“They never prepare their people for political compromise.”
I am listening to a talks insider – thinking out and speaking out on why the February 9th Draft Agreement Text unravelled.
The DUP unable to deliver.
“There was definitely a feeling that we were on the cusp [of a deal],” that talks source told this website, but there was also concern.
The latter was well founded.
Just five days later on February 14th, this phase of the negotiation was collapsed – the news delivered in a tweet posted on the account of the DUP leader Arlene Foster.
“In our view, there is no current prospect of these discussions leading to an Executive being formed.”
On the previous weekend, the mood was much different – a sense that the negotiation was at an advanced stage and close to a deal.
“I fear you’re right,” a senior DUP source commented.
Why then could it not be delivered?
“Because they [the negotiators]weren’t listening,” the source continued.
“They got trapped in the process and lost the wider view.”
The party Executive meeting on Thursday of this week was given a PowerPoint presentation on the negotiation by Simon Hamilton – as to where it got.
He and another of the negotiators Edwin Poots along with Arlene Foster answered questions.
This website has been told that there was a question from the floor along the lines of: Are you trying to sell this to us?
Any suggestion of such was dismissed.
Maurice Morrow, Michelle McIlveen, Nigel Dodds and chief executive Timothy Johnston were at the top table.
In recent days the DUP has not been sure footed.
In a series of interviews in the period from February 15th through to Thursday the 22nd we have heard the Draft Agreement Text described differently by senior DUP politicians; stretching from just one in a series of documents to the “latest iteration”, but not the final product.
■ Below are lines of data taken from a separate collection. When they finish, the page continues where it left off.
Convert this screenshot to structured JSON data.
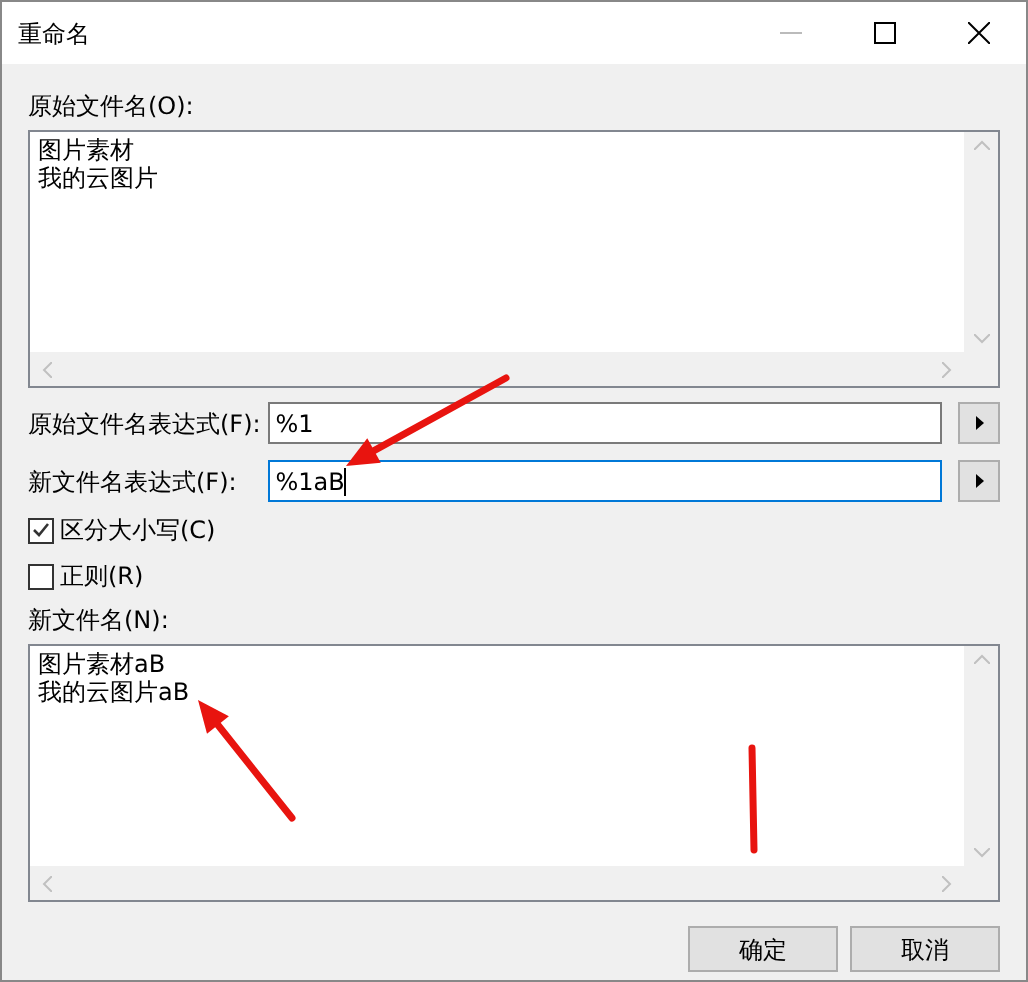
{
  "window": {
    "title": "重命名"
  },
  "original_names": {
    "label": "原始文件名(O):",
    "lines": [
      "图片素材",
      "我的云图片"
    ]
  },
  "expressions": [
    {
      "label": "原始文件名表达式(F):",
      "value": "%1",
      "focused": false
    },
    {
      "label": "新文件名表达式(F):",
      "value": "%1aB",
      "focused": true
    }
  ],
  "options": [
    {
      "label": "区分大小写(C)",
      "checked": true
    },
    {
      "label": "正则(R)",
      "checked": false
    }
  ],
  "new_names": {
    "label": "新文件名(N):",
    "lines": [
      "图片素材aB",
      "我的云图片aB"
    ]
  },
  "buttons": [
    "确定",
    "取消"
  ]
}
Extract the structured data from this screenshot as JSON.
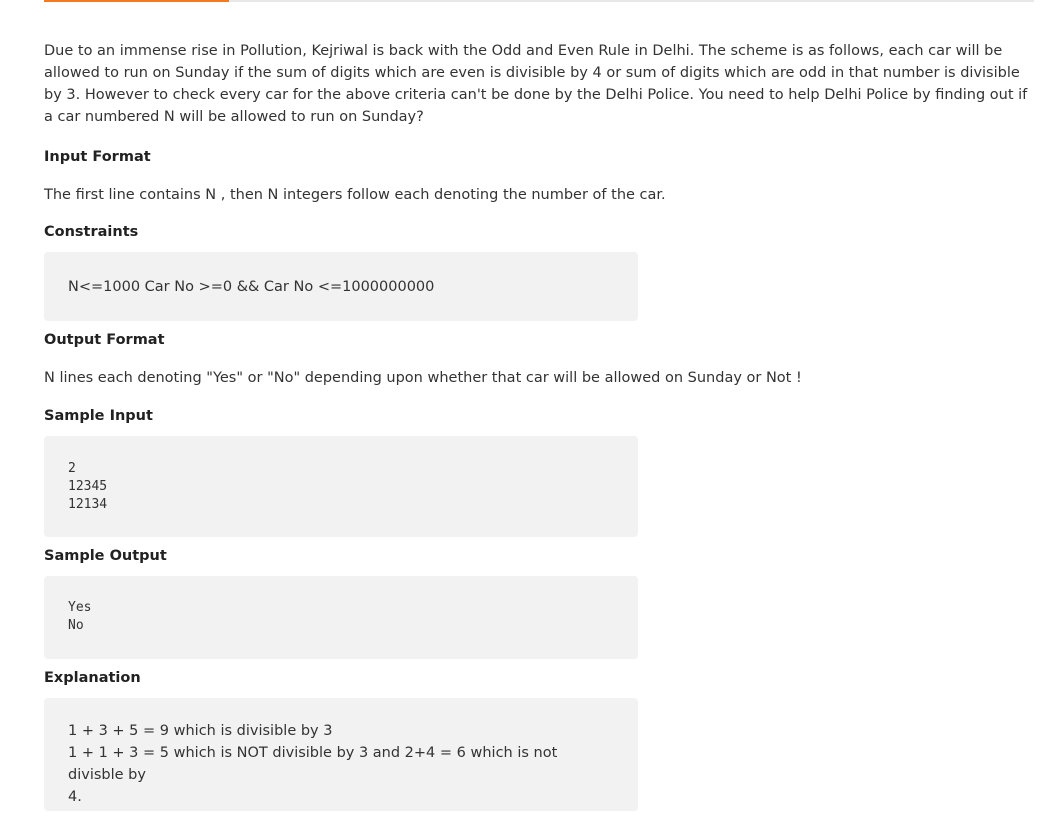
{
  "tabs": {
    "active_color": "#f47a20"
  },
  "problem": {
    "description": "Due to an immense rise in Pollution, Kejriwal is back with the Odd and Even Rule in Delhi. The scheme is as follows, each car will be allowed to run on Sunday if the sum of digits which are even is divisible by 4 or sum of digits which are odd in that number is divisible by 3. However to check every car for the above criteria can't be done by the Delhi Police. You need to help Delhi Police by finding out if a car numbered N will be allowed to run on Sunday?",
    "input_format": {
      "heading": "Input Format",
      "text": "The first line contains N , then N integers follow each denoting the number of the car."
    },
    "constraints": {
      "heading": "Constraints",
      "text": "N<=1000 Car No >=0 && Car No <=1000000000"
    },
    "output_format": {
      "heading": "Output Format",
      "text": "N lines each denoting \"Yes\" or \"No\" depending upon whether that car will be allowed on Sunday or Not !"
    },
    "sample_input": {
      "heading": "Sample Input",
      "lines": [
        "2",
        "12345",
        "12134"
      ]
    },
    "sample_output": {
      "heading": "Sample Output",
      "lines": [
        "Yes",
        "No"
      ]
    },
    "explanation": {
      "heading": "Explanation",
      "lines": [
        "1 + 3 + 5 = 9 which is divisible by 3",
        "1 + 1 + 3 = 5 which is NOT divisible by 3 and 2+4 = 6 which is not divisble by",
        "4."
      ]
    }
  }
}
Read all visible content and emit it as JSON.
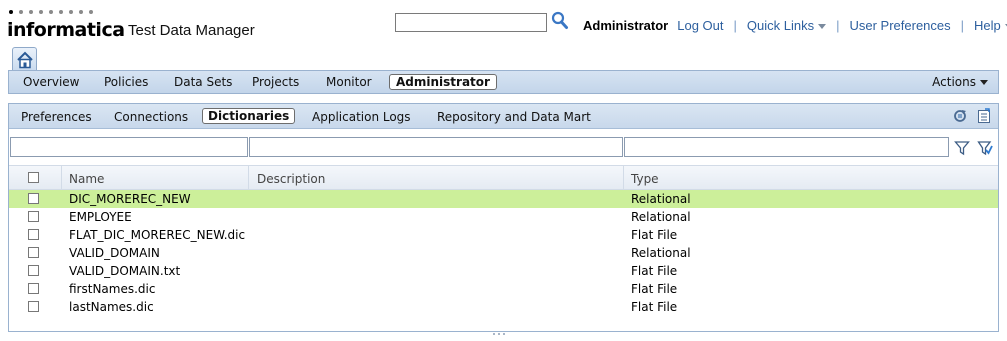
{
  "header": {
    "logo_text": "informatica",
    "product_name": "Test Data Manager",
    "search": {
      "value": "",
      "placeholder": ""
    },
    "user": "Administrator",
    "links": {
      "logout": "Log Out",
      "quick_links": "Quick Links",
      "user_preferences": "User Preferences",
      "help": "Help"
    }
  },
  "main_nav": {
    "items": [
      "Overview",
      "Policies",
      "Data Sets",
      "Projects",
      "Monitor",
      "Administrator"
    ],
    "active": "Administrator",
    "actions_label": "Actions"
  },
  "sub_nav": {
    "items": [
      "Preferences",
      "Connections",
      "Dictionaries",
      "Application Logs",
      "Repository and Data Mart"
    ],
    "active": "Dictionaries"
  },
  "filters": {
    "name": "",
    "description": "",
    "type": ""
  },
  "table": {
    "columns": [
      "Name",
      "Description",
      "Type"
    ],
    "rows": [
      {
        "name": "DIC_MOREREC_NEW",
        "description": "",
        "type": "Relational",
        "selected": true
      },
      {
        "name": "EMPLOYEE",
        "description": "",
        "type": "Relational",
        "selected": false
      },
      {
        "name": "FLAT_DIC_MOREREC_NEW.dic",
        "description": "",
        "type": "Flat File",
        "selected": false
      },
      {
        "name": "VALID_DOMAIN",
        "description": "",
        "type": "Relational",
        "selected": false
      },
      {
        "name": "VALID_DOMAIN.txt",
        "description": "",
        "type": "Flat File",
        "selected": false
      },
      {
        "name": "firstNames.dic",
        "description": "",
        "type": "Flat File",
        "selected": false
      },
      {
        "name": "lastNames.dic",
        "description": "",
        "type": "Flat File",
        "selected": false
      }
    ]
  },
  "colors": {
    "nav_bg": "#c9d9ec",
    "link": "#2d5f9e",
    "selected_row": "#ccef9a"
  }
}
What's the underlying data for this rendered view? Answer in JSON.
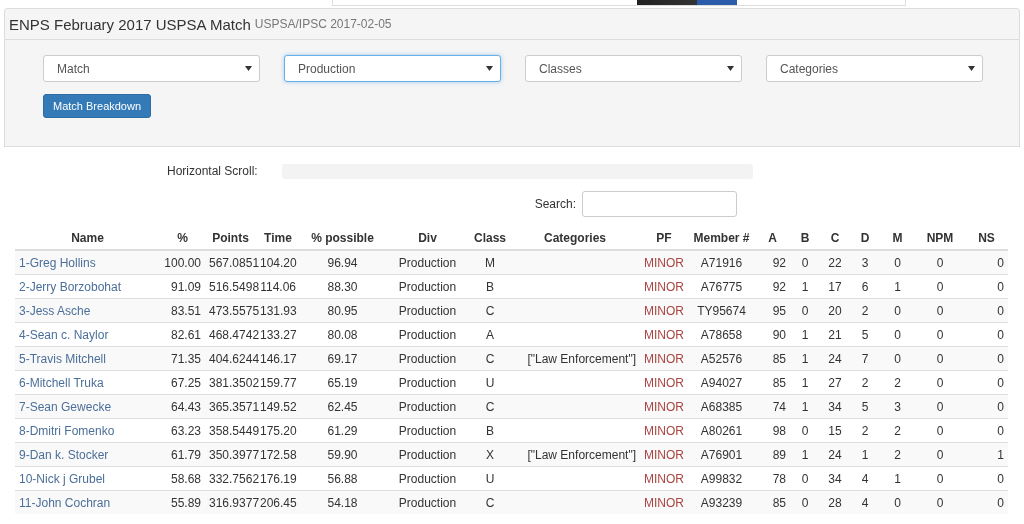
{
  "header": {
    "title": "ENPS February 2017 USPSA Match",
    "subtitle": "USPSA/IPSC 2017-02-05"
  },
  "filters": [
    {
      "value": "Match",
      "focused": false
    },
    {
      "value": "Production",
      "focused": true
    },
    {
      "value": "Classes",
      "focused": false
    },
    {
      "value": "Categories",
      "focused": false
    }
  ],
  "breakdown_button": "Match Breakdown",
  "horizontal_scroll": {
    "label": "Horizontal Scroll:"
  },
  "search": {
    "label": "Search:"
  },
  "table": {
    "columns": [
      "Name",
      "%",
      "Points",
      "Time",
      "% possible",
      "Div",
      "Class",
      "Categories",
      "PF",
      "Member #",
      "A",
      "B",
      "C",
      "D",
      "M",
      "NPM",
      "NS"
    ],
    "rows": [
      {
        "name": "1-Greg Hollins",
        "pct": "100.00",
        "points": "567.0851",
        "time": "104.20",
        "possible": "96.94",
        "div": "Production",
        "class": "M",
        "pf": "MINOR",
        "member": "A71916",
        "a": "92",
        "b": "0",
        "c": "22",
        "d": "3",
        "m": "0",
        "npm": "0",
        "ns": "0"
      },
      {
        "name": "2-Jerry Borzobohat",
        "pct": "91.09",
        "points": "516.5498",
        "time": "114.06",
        "possible": "88.30",
        "div": "Production",
        "class": "B",
        "pf": "MINOR",
        "member": "A76775",
        "a": "92",
        "b": "1",
        "c": "17",
        "d": "6",
        "m": "1",
        "npm": "0",
        "ns": "0"
      },
      {
        "name": "3-Jess Asche",
        "pct": "83.51",
        "points": "473.5575",
        "time": "131.93",
        "possible": "80.95",
        "div": "Production",
        "class": "C",
        "pf": "MINOR",
        "member": "TY95674",
        "a": "95",
        "b": "0",
        "c": "20",
        "d": "2",
        "m": "0",
        "npm": "0",
        "ns": "0"
      },
      {
        "name": "4-Sean c. Naylor",
        "pct": "82.61",
        "points": "468.4742",
        "time": "133.27",
        "possible": "80.08",
        "div": "Production",
        "class": "A",
        "pf": "MINOR",
        "member": "A78658",
        "a": "90",
        "b": "1",
        "c": "21",
        "d": "5",
        "m": "0",
        "npm": "0",
        "ns": "0"
      },
      {
        "name": "5-Travis Mitchell",
        "pct": "71.35",
        "points": "404.6244",
        "time": "146.17",
        "possible": "69.17",
        "div": "Production",
        "class": "C",
        "categories": "[\"Law Enforcement\"]",
        "pf": "MINOR",
        "member": "A52576",
        "a": "85",
        "b": "1",
        "c": "24",
        "d": "7",
        "m": "0",
        "npm": "0",
        "ns": "0"
      },
      {
        "name": "6-Mitchell Truka",
        "pct": "67.25",
        "points": "381.3502",
        "time": "159.77",
        "possible": "65.19",
        "div": "Production",
        "class": "U",
        "pf": "MINOR",
        "member": "A94027",
        "a": "85",
        "b": "1",
        "c": "27",
        "d": "2",
        "m": "2",
        "npm": "0",
        "ns": "0"
      },
      {
        "name": "7-Sean Gewecke",
        "pct": "64.43",
        "points": "365.3571",
        "time": "149.52",
        "possible": "62.45",
        "div": "Production",
        "class": "C",
        "pf": "MINOR",
        "member": "A68385",
        "a": "74",
        "b": "1",
        "c": "34",
        "d": "5",
        "m": "3",
        "npm": "0",
        "ns": "0"
      },
      {
        "name": "8-Dmitri Fomenko",
        "pct": "63.23",
        "points": "358.5449",
        "time": "175.20",
        "possible": "61.29",
        "div": "Production",
        "class": "B",
        "pf": "MINOR",
        "member": "A80261",
        "a": "98",
        "b": "0",
        "c": "15",
        "d": "2",
        "m": "2",
        "npm": "0",
        "ns": "0"
      },
      {
        "name": "9-Dan k. Stocker",
        "pct": "61.79",
        "points": "350.3977",
        "time": "172.58",
        "possible": "59.90",
        "div": "Production",
        "class": "X",
        "categories": "[\"Law Enforcement\"]",
        "pf": "MINOR",
        "member": "A76901",
        "a": "89",
        "b": "1",
        "c": "24",
        "d": "1",
        "m": "2",
        "npm": "0",
        "ns": "1"
      },
      {
        "name": "10-Nick j Grubel",
        "pct": "58.68",
        "points": "332.7562",
        "time": "176.19",
        "possible": "56.88",
        "div": "Production",
        "class": "U",
        "pf": "MINOR",
        "member": "A99832",
        "a": "78",
        "b": "0",
        "c": "34",
        "d": "4",
        "m": "1",
        "npm": "0",
        "ns": "0"
      },
      {
        "name": "11-John Cochran",
        "pct": "55.89",
        "points": "316.9377",
        "time": "206.45",
        "possible": "54.18",
        "div": "Production",
        "class": "C",
        "pf": "MINOR",
        "member": "A93239",
        "a": "85",
        "b": "0",
        "c": "28",
        "d": "4",
        "m": "0",
        "npm": "0",
        "ns": "0"
      }
    ]
  }
}
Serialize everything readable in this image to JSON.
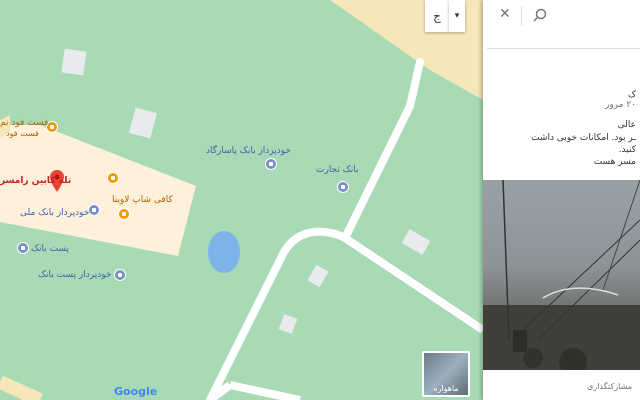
{
  "map": {
    "place_labels": [
      {
        "id": "bus-terminal",
        "text": "تله کابین رامسر"
      },
      {
        "id": "fastfood",
        "text": "فست فود نم"
      },
      {
        "id": "fastfood-sub",
        "text": "فست فود"
      },
      {
        "id": "cafe",
        "text": "کافی شاپ لاوینا"
      },
      {
        "id": "atm-melli",
        "text": "خودپرداز بانک ملی"
      },
      {
        "id": "bank-post",
        "text": "پست بانک"
      },
      {
        "id": "atm-post",
        "text": "خودپرداز پست بانک"
      },
      {
        "id": "atm-pasargad",
        "text": "خودپرداز بانک پاسارگاد"
      },
      {
        "id": "bank-tejarat",
        "text": "بانک تجارت"
      }
    ],
    "google_logo": "Google",
    "satellite_label": "ماهواره"
  },
  "topbar": {
    "layer_button_glyph": "ج",
    "dropdown_glyph": "▾"
  },
  "panel": {
    "search_placeholder": "",
    "review_lines": [
      "ک",
      "۲۰ مرور",
      "عالی",
      "ـر بود. امکانات خوبی داشت",
      "کنید.",
      "مسر هست"
    ],
    "contribute_label": "مشارکتگذاری"
  },
  "colors": {
    "park": "#a8dab5",
    "commercial": "#fdf1dc",
    "road": "#ffffff",
    "water": "#7eb3ea",
    "building": "#e8eaed"
  }
}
The description in correspondence dated February 9th and seen by this website is Draft Agreement Text.
Now, another argument has opened out over what was and was not known about a separate negotiation on legacy matters involving Sinn Fein and the NIO.
A number of key elements have been outlined.
- That a consultation would begin on the Stormont House Agreement structure dating back to 2014.
This includes the proposed Historical Investigations Unit and Independent Commission on Information Retrieval.
That consultation could stretch between 14 & 20 weeks.
- In the event of an overall agreement, that consultation would not now include a question on the controversial issue of a statute of limitations or amnesty for armed forces.
- Funding for legacy inquests was to be released over the forthcoming financial year, again in the context of overall agreement.
In an interview with Mark Carruthers on The View, Sinn Fein negotiator Gerry Kelly said he could prove the agreement was made, and insisted this separate legacy agreement should go ahead.
But will it?
Another source fears the context of “overall agreement’ could allow the government to “wriggle their way out”.
On Friday, Sinn Fein vice president Michelle O’Neill updated the Victims’ Commissioner Judith Thompson on progress made on legacy matters.
The DUP has asked the NIO for details.
In this fallout over who knew what and who agreed what, might we see another talks paper emerge?
That could happen.
The DUP is pushing again for the Executive to be restored and outstanding issues addressed in parallel.
That won’t happen.
So, the next choices are an election or a battle over direct rule versus decision making in a British-Irish intergovernmental conference.
There seems little prospect of a renewed DUP/Sinn Fein negotiation and, into the second year of this standoff, there are growing questions about Stormont – about its credibility and worth in this political limbo.
The February 9th document – that Draft Agreement Text – was a political compromise.
There is no better deal.